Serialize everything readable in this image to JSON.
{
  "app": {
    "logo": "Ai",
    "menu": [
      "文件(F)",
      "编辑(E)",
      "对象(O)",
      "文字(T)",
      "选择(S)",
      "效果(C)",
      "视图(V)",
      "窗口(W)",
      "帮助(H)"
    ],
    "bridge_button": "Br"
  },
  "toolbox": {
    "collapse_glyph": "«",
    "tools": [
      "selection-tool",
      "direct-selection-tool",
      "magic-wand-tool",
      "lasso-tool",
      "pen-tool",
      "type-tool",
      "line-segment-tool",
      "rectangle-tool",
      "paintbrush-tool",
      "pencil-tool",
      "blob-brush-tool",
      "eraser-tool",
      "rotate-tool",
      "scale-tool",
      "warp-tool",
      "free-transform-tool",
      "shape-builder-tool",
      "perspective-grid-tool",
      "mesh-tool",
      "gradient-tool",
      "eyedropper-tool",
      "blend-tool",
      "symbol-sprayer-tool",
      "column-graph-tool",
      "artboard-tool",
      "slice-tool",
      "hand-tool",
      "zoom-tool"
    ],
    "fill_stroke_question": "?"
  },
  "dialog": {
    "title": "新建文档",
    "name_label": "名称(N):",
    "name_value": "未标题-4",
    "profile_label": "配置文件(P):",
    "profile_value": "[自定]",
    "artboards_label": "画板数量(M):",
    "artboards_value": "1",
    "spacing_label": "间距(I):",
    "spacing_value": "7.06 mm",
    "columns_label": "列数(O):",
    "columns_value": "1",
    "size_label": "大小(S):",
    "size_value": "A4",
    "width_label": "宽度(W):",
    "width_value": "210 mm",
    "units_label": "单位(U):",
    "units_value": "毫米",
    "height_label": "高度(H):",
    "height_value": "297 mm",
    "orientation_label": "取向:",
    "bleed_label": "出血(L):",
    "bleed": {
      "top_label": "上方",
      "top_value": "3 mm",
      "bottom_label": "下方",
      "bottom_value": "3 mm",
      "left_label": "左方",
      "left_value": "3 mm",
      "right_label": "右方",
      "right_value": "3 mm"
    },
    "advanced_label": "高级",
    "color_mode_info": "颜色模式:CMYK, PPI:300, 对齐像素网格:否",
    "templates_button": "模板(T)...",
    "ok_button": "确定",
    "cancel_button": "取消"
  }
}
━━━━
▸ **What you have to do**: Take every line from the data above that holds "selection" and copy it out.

▸ **Exercise result**:
      "selection-tool",
      "direct-selection-tool",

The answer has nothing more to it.